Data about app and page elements
# # # # #

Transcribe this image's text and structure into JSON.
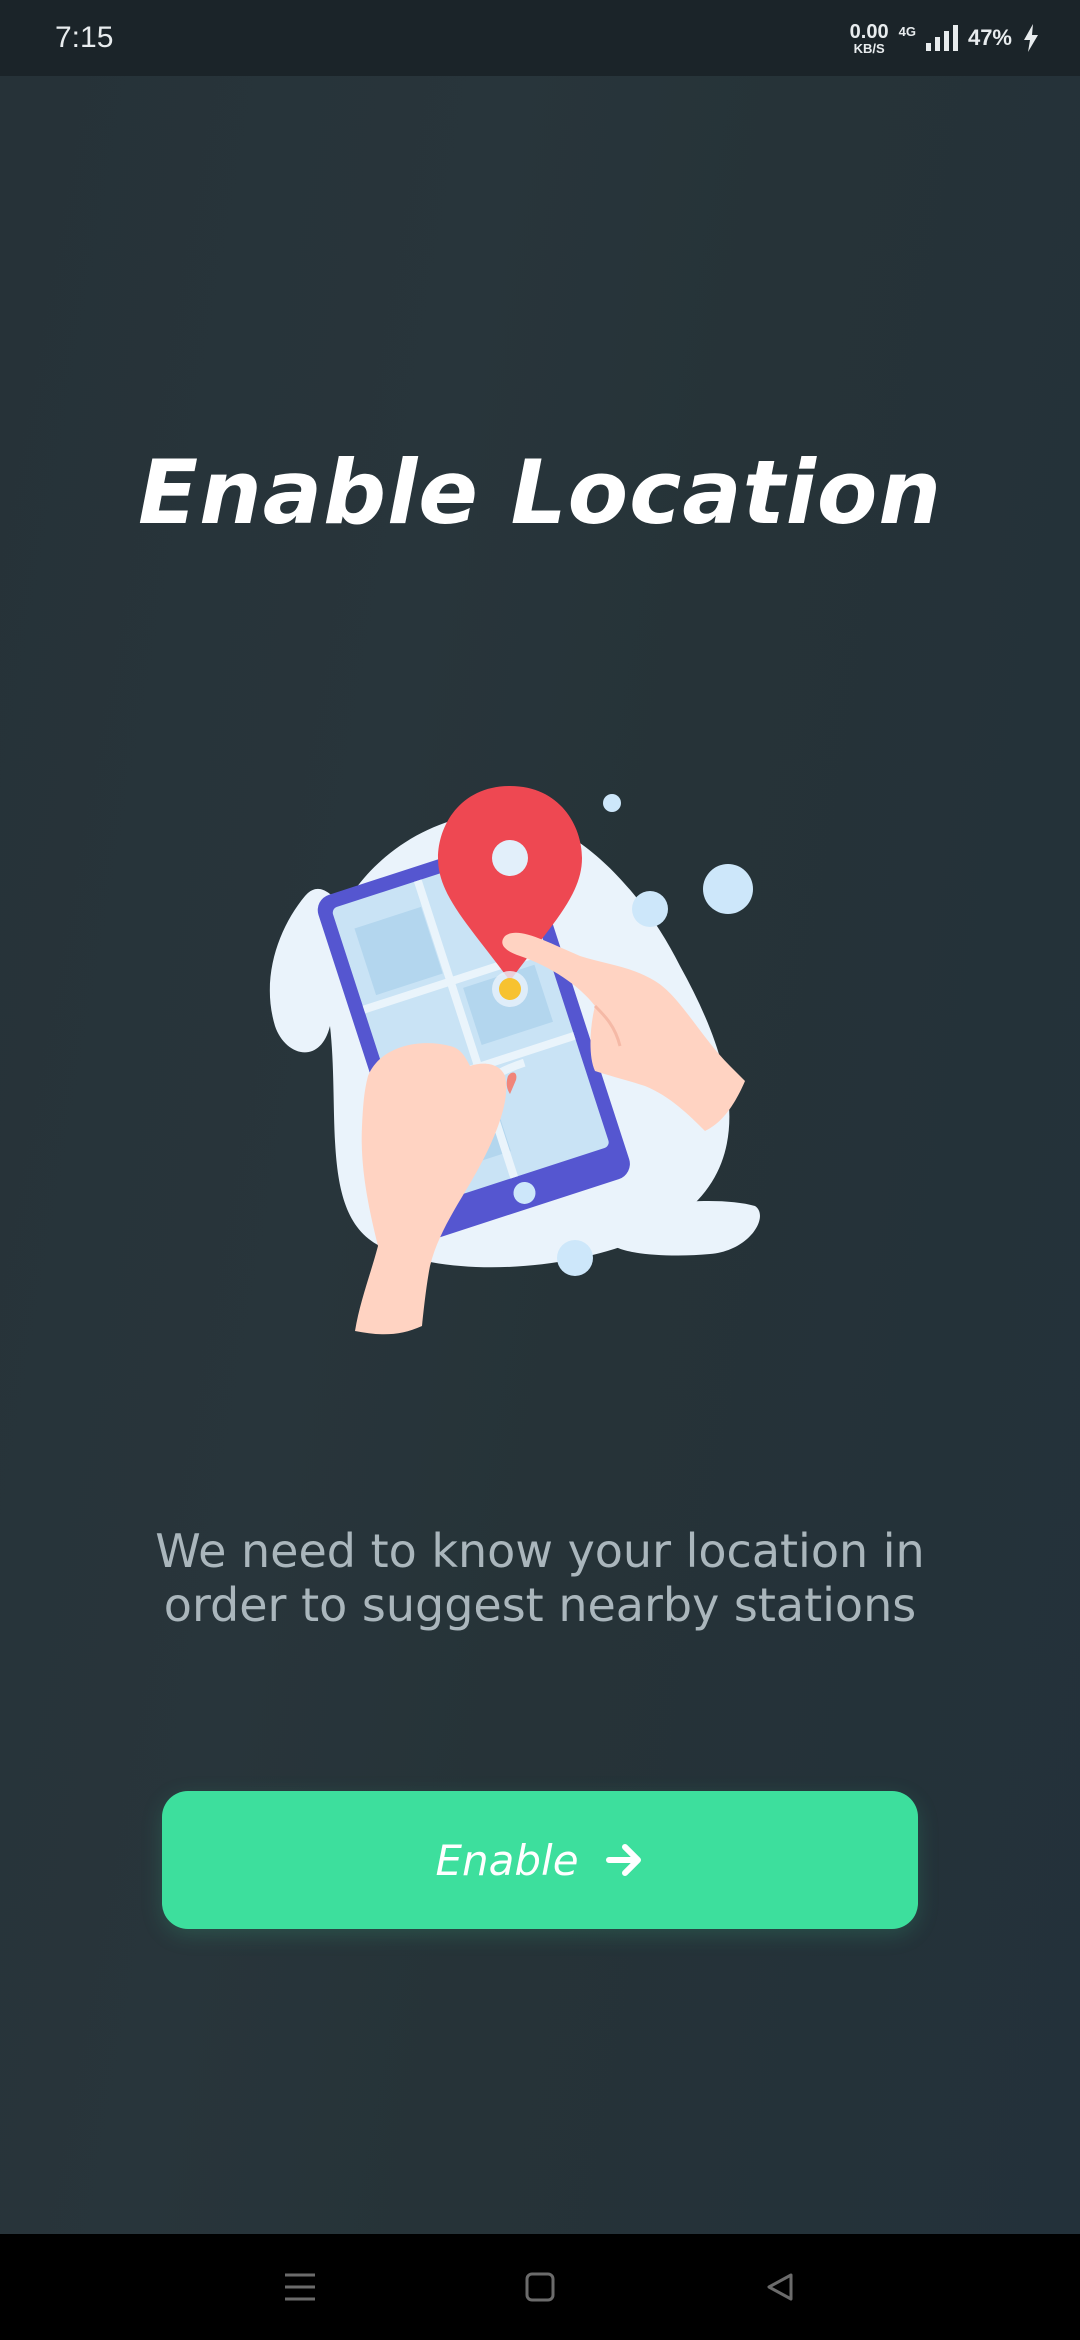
{
  "status_bar": {
    "time": "7:15",
    "net_speed_value": "0.00",
    "net_speed_unit": "KB/S",
    "network_type": "4G",
    "battery": "47%",
    "icons": [
      "signal-icon",
      "charging-bolt-icon"
    ]
  },
  "screen": {
    "title": "Enable Location",
    "description": "We need to know your location in order to suggest nearby stations",
    "illustration": "hand-pointing-location-pin-on-phone",
    "button": {
      "label": "Enable",
      "icon": "arrow-right-icon"
    }
  },
  "nav_bar": {
    "icons": [
      "menu-icon",
      "home-icon",
      "back-icon"
    ]
  },
  "colors": {
    "background": "#263238",
    "accent": "#3ddf9d",
    "pin": "#ee4852",
    "phone": "#5556d0",
    "text_muted": "#aab6bc"
  }
}
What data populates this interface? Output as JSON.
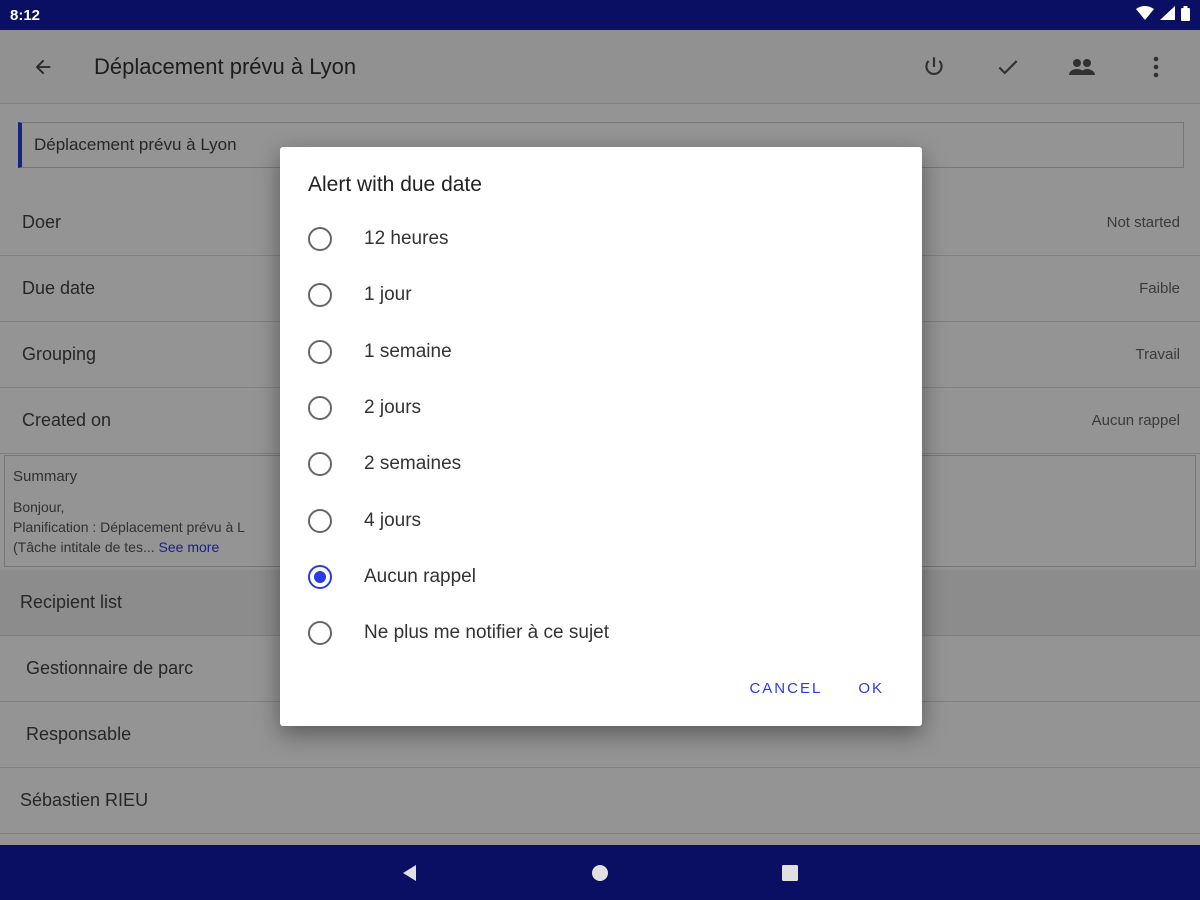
{
  "status_bar": {
    "time": "8:12"
  },
  "appbar": {
    "title": "Déplacement prévu à Lyon"
  },
  "title_field": {
    "value": "Déplacement prévu à Lyon"
  },
  "rows": [
    {
      "label": "Doer",
      "value": "Not started"
    },
    {
      "label": "Due date",
      "value": "Faible"
    },
    {
      "label": "Grouping",
      "value": "Travail"
    },
    {
      "label": "Created on",
      "value": "Aucun rappel"
    }
  ],
  "summary": {
    "label": "Summary",
    "line1": "Bonjour,",
    "line2": "Planification : Déplacement prévu à L",
    "line3": "(Tâche intitale de tes...",
    "see_more": "See more"
  },
  "recipients": {
    "header": "Recipient list",
    "items": [
      "Gestionnaire de parc",
      "Responsable",
      "Sébastien RIEU"
    ]
  },
  "dialog": {
    "title": "Alert with due date",
    "options": [
      "12 heures",
      "1 jour",
      "1 semaine",
      "2 jours",
      "2 semaines",
      "4 jours",
      "Aucun rappel",
      "Ne plus me notifier à ce sujet"
    ],
    "selected": "Aucun rappel",
    "cancel": "CANCEL",
    "ok": "OK"
  },
  "colors": {
    "accent": "#2a3be0",
    "system_bar": "#0a0f63"
  }
}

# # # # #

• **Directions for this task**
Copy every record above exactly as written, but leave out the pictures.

• **Answer below**
Transcribe this image's text and structure into JSON.
{
  "status_bar": {
    "time": "7:15",
    "net_speed_value": "0.00",
    "net_speed_unit": "KB/S",
    "network_type": "4G",
    "battery": "47%",
    "icons": [
      "signal-icon",
      "charging-bolt-icon"
    ]
  },
  "screen": {
    "title": "Enable Location",
    "description": "We need to know your location in order to suggest nearby stations",
    "illustration": "hand-pointing-location-pin-on-phone",
    "button": {
      "label": "Enable",
      "icon": "arrow-right-icon"
    }
  },
  "nav_bar": {
    "icons": [
      "menu-icon",
      "home-icon",
      "back-icon"
    ]
  },
  "colors": {
    "background": "#263238",
    "accent": "#3ddf9d",
    "pin": "#ee4852",
    "phone": "#5556d0",
    "text_muted": "#aab6bc"
  }
}
What data populates this interface? Output as JSON.
{
  "status_bar": {
    "time": "8:12"
  },
  "appbar": {
    "title": "Déplacement prévu à Lyon"
  },
  "title_field": {
    "value": "Déplacement prévu à Lyon"
  },
  "rows": [
    {
      "label": "Doer",
      "value": "Not started"
    },
    {
      "label": "Due date",
      "value": "Faible"
    },
    {
      "label": "Grouping",
      "value": "Travail"
    },
    {
      "label": "Created on",
      "value": "Aucun rappel"
    }
  ],
  "summary": {
    "label": "Summary",
    "line1": "Bonjour,",
    "line2": "Planification : Déplacement prévu à L",
    "line3": "(Tâche intitale de tes...",
    "see_more": "See more"
  },
  "recipients": {
    "header": "Recipient list",
    "items": [
      "Gestionnaire de parc",
      "Responsable",
      "Sébastien RIEU"
    ]
  },
  "dialog": {
    "title": "Alert with due date",
    "options": [
      "12 heures",
      "1 jour",
      "1 semaine",
      "2 jours",
      "2 semaines",
      "4 jours",
      "Aucun rappel",
      "Ne plus me notifier à ce sujet"
    ],
    "selected": "Aucun rappel",
    "cancel": "CANCEL",
    "ok": "OK"
  },
  "colors": {
    "accent": "#2a3be0",
    "system_bar": "#0a0f63"
  }
}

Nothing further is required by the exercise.